If you’re a saxophonist interested in playing any type of blues based music including rock and roll and even jazz then you need to use the blues scale as your number one tool to make things sound right.
A little history
If you want to investigate back to the beginnings of the blues as it came about in America just start with W.C. Handy, who was a black composer active in the early 1900’s when the blues form began to get popularized in large part because of his instrumental compositions “Memphis Blues” (1912) and “St. Louis Blues” (1914). Of coarse the blues oral tradition can be traced back to the mid 1800’s.
The blues scale
Because our western music has it’s roots in European classical music the music theorists needed to notate the blues scale as it was naturally played and sung into an understandable notation which could be analyzed and played by western trained musicians.
The simplest way to explain it’s theory is this:
Simply take the traditional major scale; C D E F G A B C and flatten the 3rd, 5th, and 7th. Now it looks like this: C D Eb E F Gb G A Bb C.
(Please look at the example on my website for the full musical notation). Notice the E, G, and B have been flattened, they are the 3rd, 5th and 7th notes of the C major scale and flattening them makes the scale sound minor thus giving it the “blues” or sad sound as opposed to the “major” or happy sound.
For us sax players these flat notes are perfect to incorporate a “growl” sound to further emphasize that “bluesy” expression or make it a bit more nasty. Two other things to notice; the 3rd and 5th can be played as a flat or not but the 7th generally is only played as a flat and not the major 7th in this type of scale or musical genre. (for some audio examples please refer to the website version of this article).
So now our basic major scale of 8 notes is now a blues scale of 10 notes. There are other variations to this blues scale; the basic version for example is a 7 note scale: C Eb F F# G Bb C (the F# being the same as the Gb). Adding the D, E natural and A give us more musical possibilities and will not change the basic sound of the blues scale. Even adding a flat 9th ( D flat) was a favorite thing Charlie Parker did a lot and is a good way to jazz up your phrases.
The blues progression
Of coarse this is all just words and notes and theory. You have to apply it and in any blues music this is done over a musical progression that’s 12 measures in length, thus the term “12 bar blues”.

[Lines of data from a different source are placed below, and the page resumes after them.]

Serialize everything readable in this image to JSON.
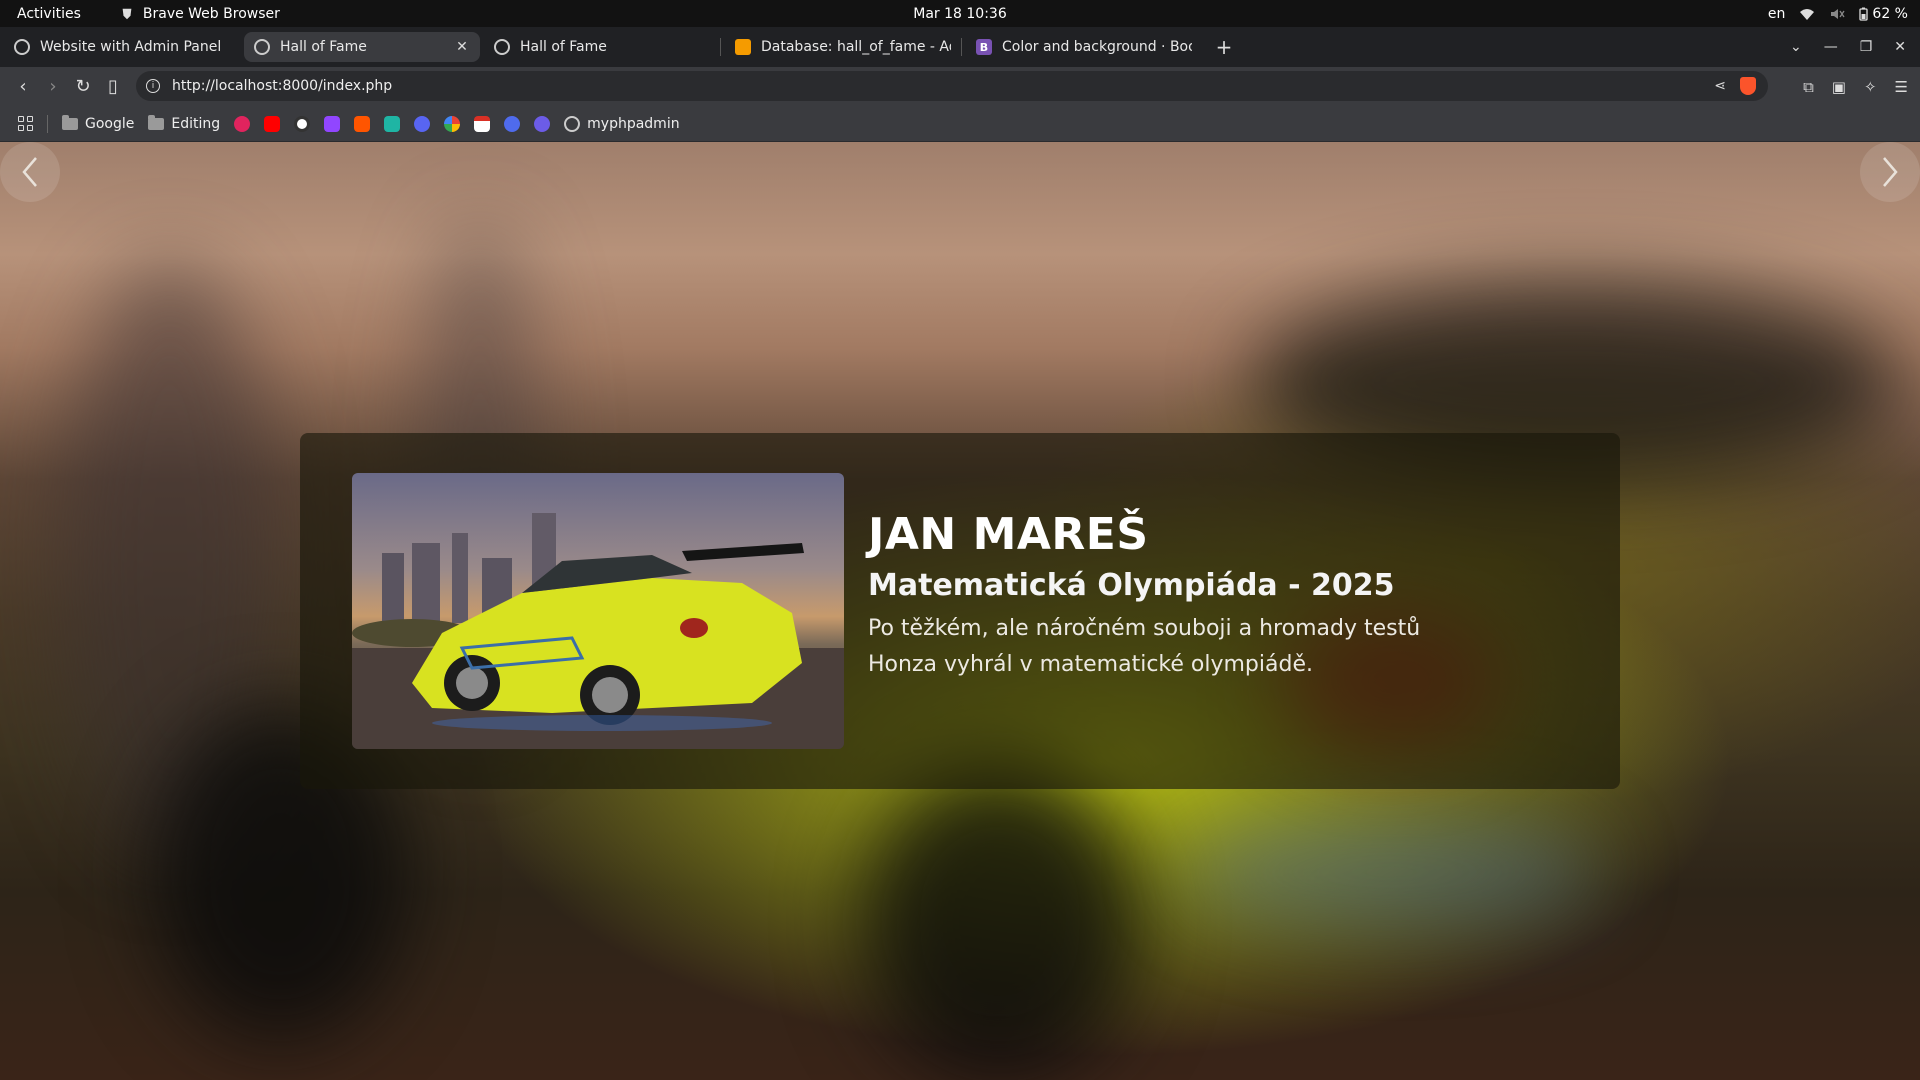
{
  "topbar": {
    "activities": "Activities",
    "app_name": "Brave Web Browser",
    "clock": "Mar 18  10:36",
    "lang": "en",
    "battery": "62 %"
  },
  "tabs": [
    {
      "label": "Website with Admin Panel",
      "active": false,
      "favicon": "globe-icon"
    },
    {
      "label": "Hall of Fame",
      "active": true,
      "favicon": "globe-icon"
    },
    {
      "label": "Hall of Fame",
      "active": false,
      "favicon": "globe-icon"
    },
    {
      "label": "Database: hall_of_fame - Ad",
      "active": false,
      "favicon": "phpmyadmin-icon"
    },
    {
      "label": "Color and background · Boo",
      "active": false,
      "favicon": "bootstrap-icon"
    }
  ],
  "toolbar": {
    "url": "http://localhost:8000/index.php"
  },
  "bookmarks": {
    "google": "Google",
    "editing": "Editing",
    "myphpadmin": "myphpadmin"
  },
  "colors": {
    "brave_orange": "#fb542b",
    "accent_yellow": "#c8d21e"
  },
  "hero": {
    "name": "JAN MAREŠ",
    "event": "Matematická Olympiáda - 2025",
    "description": "Po těžkém, ale náročném souboji a hromady testů Honza vyhrál v matematické olympiádě."
  }
}
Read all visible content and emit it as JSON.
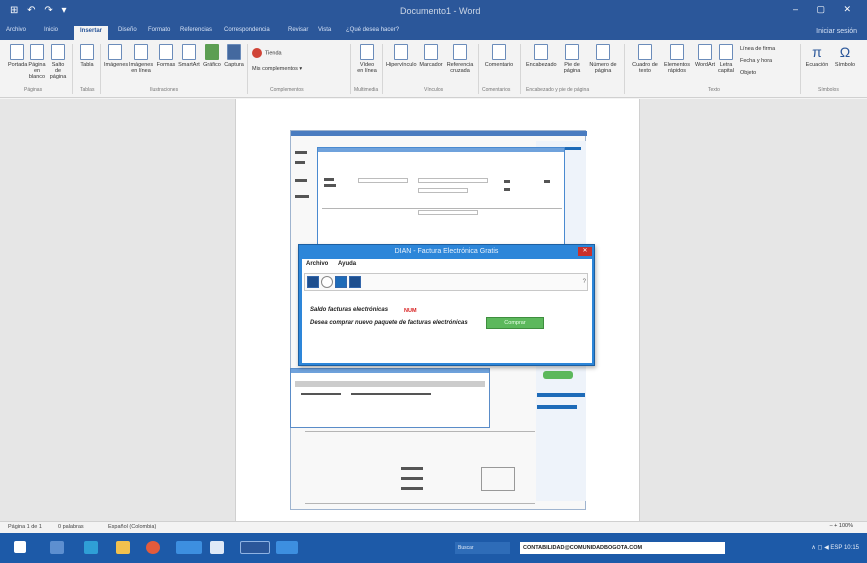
{
  "titlebar": {
    "qat": "⊞ ↶ ↷ ▾",
    "document_title": "Documento1 - Word",
    "controls": "– ▢ ✕"
  },
  "tabs": [
    "Archivo",
    "Inicio",
    "Insertar",
    "Diseño",
    "Formato",
    "Referencias",
    "Correspondencia",
    "Revisar",
    "Vista",
    "¿Qué desea hacer?"
  ],
  "active_tab": "Insertar",
  "user": "Iniciar sesión",
  "ribbon": {
    "buttons": [
      {
        "label": "Portada",
        "icon": "cover-page-icon"
      },
      {
        "label": "Página en blanco",
        "icon": "blank-page-icon"
      },
      {
        "label": "Salto de página",
        "icon": "page-break-icon"
      },
      {
        "label": "Tabla",
        "icon": "table-icon"
      },
      {
        "label": "Imágenes",
        "icon": "picture-icon"
      },
      {
        "label": "Imágenes en línea",
        "icon": "online-picture-icon"
      },
      {
        "label": "Formas",
        "icon": "shapes-icon"
      },
      {
        "label": "SmartArt",
        "icon": "smartart-icon"
      },
      {
        "label": "Gráfico",
        "icon": "chart-icon"
      },
      {
        "label": "Captura",
        "icon": "screenshot-icon"
      },
      {
        "label": "Vídeo en línea",
        "icon": "video-icon"
      },
      {
        "label": "Hipervínculo",
        "icon": "link-icon"
      },
      {
        "label": "Marcador",
        "icon": "bookmark-icon"
      },
      {
        "label": "Referencia cruzada",
        "icon": "cross-ref-icon"
      },
      {
        "label": "Comentario",
        "icon": "comment-icon"
      },
      {
        "label": "Encabezado",
        "icon": "header-icon"
      },
      {
        "label": "Pie de página",
        "icon": "footer-icon"
      },
      {
        "label": "Número de página",
        "icon": "page-number-icon"
      },
      {
        "label": "Cuadro de texto",
        "icon": "textbox-icon"
      },
      {
        "label": "Elementos rápidos",
        "icon": "quick-parts-icon"
      },
      {
        "label": "WordArt",
        "icon": "wordart-icon"
      },
      {
        "label": "Letra capital",
        "icon": "dropcap-icon"
      },
      {
        "label": "Ecuación",
        "icon": "equation-icon"
      },
      {
        "label": "Símbolo",
        "icon": "symbol-icon"
      }
    ],
    "store": "Tienda",
    "addins": "Mis complementos",
    "text_small": [
      "Línea de firma",
      "Fecha y hora",
      "Objeto"
    ],
    "groups": [
      "Páginas",
      "Tablas",
      "Ilustraciones",
      "Complementos",
      "Multimedia",
      "Vínculos",
      "Comentarios",
      "Encabezado y pie de página",
      "Texto",
      "Símbolos"
    ]
  },
  "dialog": {
    "title": "DIAN - Factura Electrónica Gratis",
    "close": "✕",
    "menu": [
      "Archivo",
      "Ayuda"
    ],
    "status": "?",
    "saldo_label": "Saldo facturas electrónicas",
    "saldo_value": "NUM",
    "comprar_label": "Desea comprar nuevo paquete de facturas electrónicas",
    "comprar_button": "Comprar"
  },
  "statusbar": {
    "page": "Página 1 de 1",
    "words": "0 palabras",
    "language": "Español (Colombia)"
  },
  "taskbar": {
    "search": "Buscar",
    "email": "CONTABILIDAD@COMUNIDADBOGOTA.COM",
    "tray": "∧ ◻ ◀ ESP 10:15"
  },
  "zoom": "–  +  100%",
  "colors": {
    "word_blue": "#2b579a",
    "dialog_blue": "#2d86d9",
    "taskbar": "#1d5aa8",
    "green_button": "#5cb85c"
  }
}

We’re in the key of C so the first 4 bars will be the C chord. The 5th and 6th bars change to the 4 chord which is F (4th note in the C scale).
The 7th and 8th bars change back to the 1 chord (C). The 9th and 10th bars change to the 5 chord, which is G. The 11th and 12th bars change back to the 1 chord (C). There are variations in this 12 bar pattern and can be seen on the website version of this article.
When starting out you can get away with just playing the same C blues scale over the entire progression but try to emphasize 1 or 2 of the notes in the F and G chord to make things a little more interesting. For example, over the F chord play an F or an A note to emphasize the harmonic color of the chord a little more.
The blues mean different things to many people ranging from musical styles to a way of life or philosophy. The blues do have musical influences from Europe and Africa but it is truly an American musical form and tradition fully rooted in the black experience of the post-war southern United States.
I want to be clear that when I talk about the blues or the blues scale I’m not only referring to this type of musical tradition and style but include funk, R&B, country, jazz and pop. Like the old saying goes; The blues had a baby and they names it rock & roll and from there came just about every form of pop music in western history since that explosive time in the mid 1900’s
And so, I think it’s safe to say that the blues scale is easily one of the most used and important scales for all types of western popular music.